By Irish Echo Staff
J.G. Farrell has won the Booker Prize 30 years after his death for his Irish War of Independence-set novel, “Troubles.”
He posthumously joins an elite group of just three double winners of Britain’s most prestigious literary prize, having also won in 1973 for “The Siege of Krishnapur.”
A rule change in 1971 meant that the novels of 1970 were not considered. Six still in-print novels were shortlisted recently for the lost year. Farrell’s book won 38 percent of the votes cast.
Farrell was born into an Irish family in Liverpool in 1935. He died after slipping from a rock while fishing off the southwest coast of Ireland in August 1979.
“Farrell is an eccentric and highly gifted writer,” The Times of London review of “Troubles” said on Oct. 8, 1970. “There is a depth and compassion in his work rare among contemporary novelists, and a sense of style which may owe something to Nabokov.”
Deborah Rogers, who was Farrell’s agent, said: “Troubles was critically well received, but it never really got the breadth of response that it deserved. He would be very pleased and think, ‘Not before time’.”
His brother Richard Farrell, 67, accepted the prize at a ceremony in London last night. “To me, the book is a time machine. It takes me back to our childhood — growing up in Ireland, the smell of peat smoke in the air,” the Times of London reported him saying.

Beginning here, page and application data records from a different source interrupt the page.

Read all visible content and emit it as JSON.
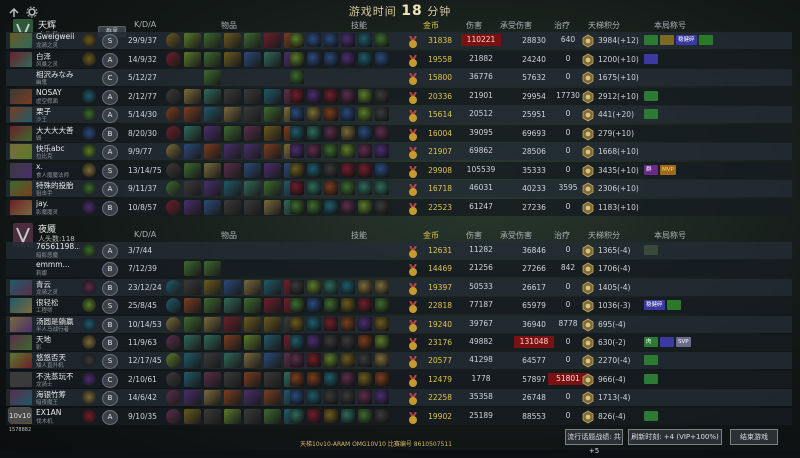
{
  "header": {
    "timer_prefix": "游戏时间",
    "timer_value": "18",
    "timer_suffix": "分钟"
  },
  "columns": {
    "kda": "K/D/A",
    "items": "物品",
    "skills": "技能",
    "gold": "金币",
    "damage": "伤害",
    "taken": "承受伤害",
    "heal": "治疗",
    "ladder": "天梯积分",
    "title": "本局称号"
  },
  "columns2": {
    "damage": "伤害",
    "taken": "承受伤害",
    "heal": "治疗"
  },
  "team1": {
    "name": "天辉",
    "kills_label": "人头数:",
    "kills": "105",
    "friend_btn": "群里"
  },
  "team2": {
    "name": "夜魇",
    "kills_label": "人头数:",
    "kills": "118"
  },
  "players1": [
    {
      "name": "Gweigweii",
      "sub": "龙骑之灵",
      "lvl": "S",
      "kda": "29/9/37",
      "gold": "31838",
      "dmg": "110221",
      "taken": "28830",
      "heal": "640",
      "score": "3984(+12)",
      "hl": "dmg",
      "badges": [
        [
          "#2d7a35",
          ""
        ],
        [
          "#7a6b20",
          ""
        ],
        [
          "#3a3aa0",
          "稳健碎"
        ],
        [
          "#2a7a2a",
          ""
        ]
      ]
    },
    {
      "name": "白泽",
      "sub": "风暴之灵",
      "lvl": "A",
      "kda": "14/9/32",
      "gold": "19558",
      "dmg": "21882",
      "taken": "24240",
      "heal": "0",
      "score": "1200(+10)",
      "badges": [
        [
          "#3a3aa0",
          ""
        ]
      ]
    },
    {
      "name": "相沢みなみ",
      "sub": "幽鬼",
      "lvl": "C",
      "kda": "5/12/27",
      "gold": "15800",
      "dmg": "36776",
      "taken": "57632",
      "heal": "0",
      "score": "1675(+10)",
      "badges": []
    },
    {
      "name": "NOSAY",
      "sub": "虚空假面",
      "lvl": "A",
      "kda": "2/12/77",
      "gold": "20336",
      "dmg": "21901",
      "taken": "29954",
      "heal": "17730",
      "score": "2912(+10)",
      "badges": [
        [
          "#2d7a35",
          ""
        ]
      ]
    },
    {
      "name": "栗子",
      "sub": "沙王",
      "lvl": "A",
      "kda": "5/14/30",
      "gold": "15614",
      "dmg": "20512",
      "taken": "25951",
      "heal": "0",
      "score": "441(+20)",
      "badges": [
        [
          "#2d7a35",
          ""
        ]
      ]
    },
    {
      "name": "大大大大善",
      "sub": "毁",
      "lvl": "B",
      "kda": "8/20/30",
      "gold": "16004",
      "dmg": "39095",
      "taken": "69693",
      "heal": "0",
      "score": "279(+10)",
      "badges": []
    },
    {
      "name": "快乐abc",
      "sub": "拉比克",
      "lvl": "A",
      "kda": "9/9/77",
      "gold": "21907",
      "dmg": "69862",
      "taken": "28506",
      "heal": "0",
      "score": "1668(+10)",
      "badges": []
    },
    {
      "name": "x.",
      "sub": "食人魔魔法师",
      "lvl": "S",
      "kda": "13/14/75",
      "gold": "29908",
      "dmg": "105539",
      "taken": "35333",
      "heal": "0",
      "score": "3435(+10)",
      "badges": [
        [
          "#6a2a8a",
          "群"
        ],
        [
          "#a06a1a",
          "MVP"
        ]
      ]
    },
    {
      "name": "特殊的投胎",
      "sub": "狙击手",
      "lvl": "A",
      "kda": "9/11/37",
      "gold": "16718",
      "dmg": "46031",
      "taken": "40233",
      "heal": "3595",
      "score": "2306(+10)",
      "badges": []
    },
    {
      "name": "jay.",
      "sub": "影魔魔灵",
      "lvl": "B",
      "kda": "10/8/57",
      "gold": "22523",
      "dmg": "61247",
      "taken": "27236",
      "heal": "0",
      "score": "1183(+10)",
      "badges": []
    }
  ],
  "players2": [
    {
      "name": "76561198...",
      "sub": "暗影恶魔",
      "lvl": "A",
      "kda": "3/7/44",
      "gold": "12631",
      "dmg": "11282",
      "taken": "36846",
      "heal": "0",
      "score": "1365(-4)",
      "badges": [
        [
          "#3a4a3a",
          ""
        ]
      ]
    },
    {
      "name": "emmm...",
      "sub": "莉娜",
      "lvl": "B",
      "kda": "7/12/39",
      "gold": "14469",
      "dmg": "21256",
      "taken": "27266",
      "heal": "842",
      "score": "1706(-4)",
      "badges": []
    },
    {
      "name": "青云",
      "sub": "龙骑之灵",
      "lvl": "B",
      "kda": "23/12/24",
      "gold": "19397",
      "dmg": "50533",
      "taken": "26617",
      "heal": "0",
      "score": "1405(-4)",
      "badges": []
    },
    {
      "name": "很轻松",
      "sub": "工程师",
      "lvl": "S",
      "kda": "25/8/45",
      "gold": "22818",
      "dmg": "77187",
      "taken": "65979",
      "heal": "0",
      "score": "1036(-3)",
      "badges": [
        [
          "#3a3aa0",
          "稳健碎"
        ],
        [
          "#2a7a2a",
          ""
        ]
      ]
    },
    {
      "name": "汤圆是躺赢",
      "sub": "半人马战行者",
      "lvl": "B",
      "kda": "10/14/53",
      "gold": "19240",
      "dmg": "39767",
      "taken": "36940",
      "heal": "8778",
      "score": "695(-4)",
      "badges": []
    },
    {
      "name": "天地",
      "sub": "影",
      "lvl": "B",
      "kda": "11/9/63",
      "gold": "23176",
      "dmg": "49882",
      "taken": "131048",
      "heal": "0",
      "score": "630(-2)",
      "hl": "taken",
      "badges": [
        [
          "#2d7a35",
          "肉"
        ],
        [
          "#3a3aa0",
          ""
        ],
        [
          "#6a6a8a",
          "SVP"
        ]
      ]
    },
    {
      "name": "悠悠否天",
      "sub": "矮人直升机",
      "lvl": "S",
      "kda": "12/17/45",
      "gold": "20577",
      "dmg": "41298",
      "taken": "64577",
      "heal": "0",
      "score": "2270(-4)",
      "badges": [
        [
          "#2d7a35",
          ""
        ]
      ]
    },
    {
      "name": "不洗蒸玩不",
      "sub": "龙骑士",
      "lvl": "C",
      "kda": "2/10/61",
      "gold": "12479",
      "dmg": "1778",
      "taken": "57897",
      "heal": "51801",
      "score": "966(-4)",
      "hl": "heal",
      "badges": [
        [
          "#2d7a35",
          ""
        ]
      ]
    },
    {
      "name": "海银竹筹",
      "sub": "暗夜魔王",
      "lvl": "B",
      "kda": "14/6/42",
      "gold": "22258",
      "dmg": "35358",
      "taken": "26748",
      "heal": "0",
      "score": "1713(-4)",
      "badges": []
    },
    {
      "name": "EX1AN",
      "sub": "伐木机",
      "lvl": "A",
      "kda": "9/10/35",
      "gold": "19902",
      "dmg": "25189",
      "taken": "88553",
      "heal": "0",
      "score": "826(-4)",
      "badges": [
        [
          "#2d7a35",
          ""
        ]
      ]
    }
  ],
  "footer": {
    "match_text": "天梯10v10-ARAM  OMG10V10 比赛编号 8610507511",
    "btn_share": "流行话题战绩: 共 +5",
    "btn_refresh": "刷新时刻: +4 (VIP+100%)",
    "btn_exit": "结束游戏"
  },
  "logo": {
    "text": "10v10",
    "sub": "1578882"
  },
  "colors": {
    "gold": "#e2c44d",
    "highlight": "#7a1212",
    "team_bar": "#223038"
  },
  "icons": {
    "back": "back-arrow-icon",
    "settings": "gear-icon"
  }
}
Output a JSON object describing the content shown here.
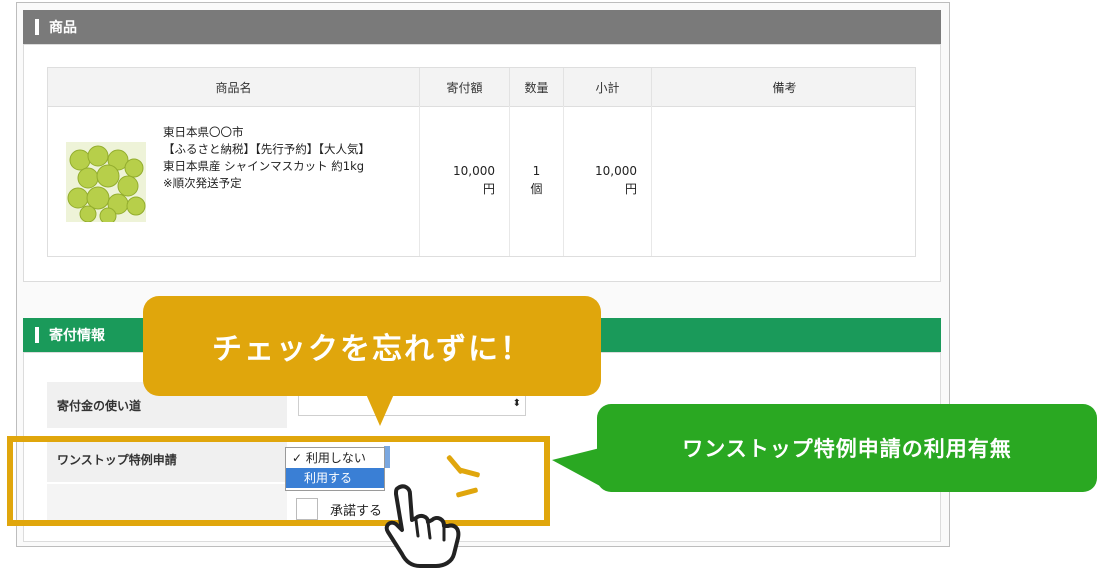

The Booker Prize is open to writers born in the U.K., the Commonwealth, Zimbabwe and Ireland. The other double winners are the South African J.M. Coetzee and Peter Carey, who is Australian.